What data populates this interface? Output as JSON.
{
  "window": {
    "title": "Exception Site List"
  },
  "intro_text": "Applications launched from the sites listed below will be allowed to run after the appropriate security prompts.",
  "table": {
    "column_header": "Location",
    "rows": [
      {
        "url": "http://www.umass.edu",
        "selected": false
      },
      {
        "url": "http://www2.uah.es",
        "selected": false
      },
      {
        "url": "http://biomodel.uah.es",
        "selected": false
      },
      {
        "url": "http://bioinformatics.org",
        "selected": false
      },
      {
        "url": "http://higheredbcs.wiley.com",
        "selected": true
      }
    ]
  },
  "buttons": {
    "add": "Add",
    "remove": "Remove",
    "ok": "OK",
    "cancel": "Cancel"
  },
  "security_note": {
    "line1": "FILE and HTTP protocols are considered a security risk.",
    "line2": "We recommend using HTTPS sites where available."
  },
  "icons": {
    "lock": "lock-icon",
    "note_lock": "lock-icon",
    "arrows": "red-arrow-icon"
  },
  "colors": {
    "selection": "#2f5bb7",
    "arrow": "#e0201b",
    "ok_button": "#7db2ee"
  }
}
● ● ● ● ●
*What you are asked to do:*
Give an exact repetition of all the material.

*Solution to the exercise:*
What data populates this interface? Output as JSON.
{
  "window": {
    "title": "Exception Site List"
  },
  "intro_text": "Applications launched from the sites listed below will be allowed to run after the appropriate security prompts.",
  "table": {
    "column_header": "Location",
    "rows": [
      {
        "url": "http://www.umass.edu",
        "selected": false
      },
      {
        "url": "http://www2.uah.es",
        "selected": false
      },
      {
        "url": "http://biomodel.uah.es",
        "selected": false
      },
      {
        "url": "http://bioinformatics.org",
        "selected": false
      },
      {
        "url": "http://higheredbcs.wiley.com",
        "selected": true
      }
    ]
  },
  "buttons": {
    "add": "Add",
    "remove": "Remove",
    "ok": "OK",
    "cancel": "Cancel"
  },
  "security_note": {
    "line1": "FILE and HTTP protocols are considered a security risk.",
    "line2": "We recommend using HTTPS sites where available."
  },
  "icons": {
    "lock": "lock-icon",
    "note_lock": "lock-icon",
    "arrows": "red-arrow-icon"
  },
  "colors": {
    "selection": "#2f5bb7",
    "arrow": "#e0201b",
    "ok_button": "#7db2ee"
  }
}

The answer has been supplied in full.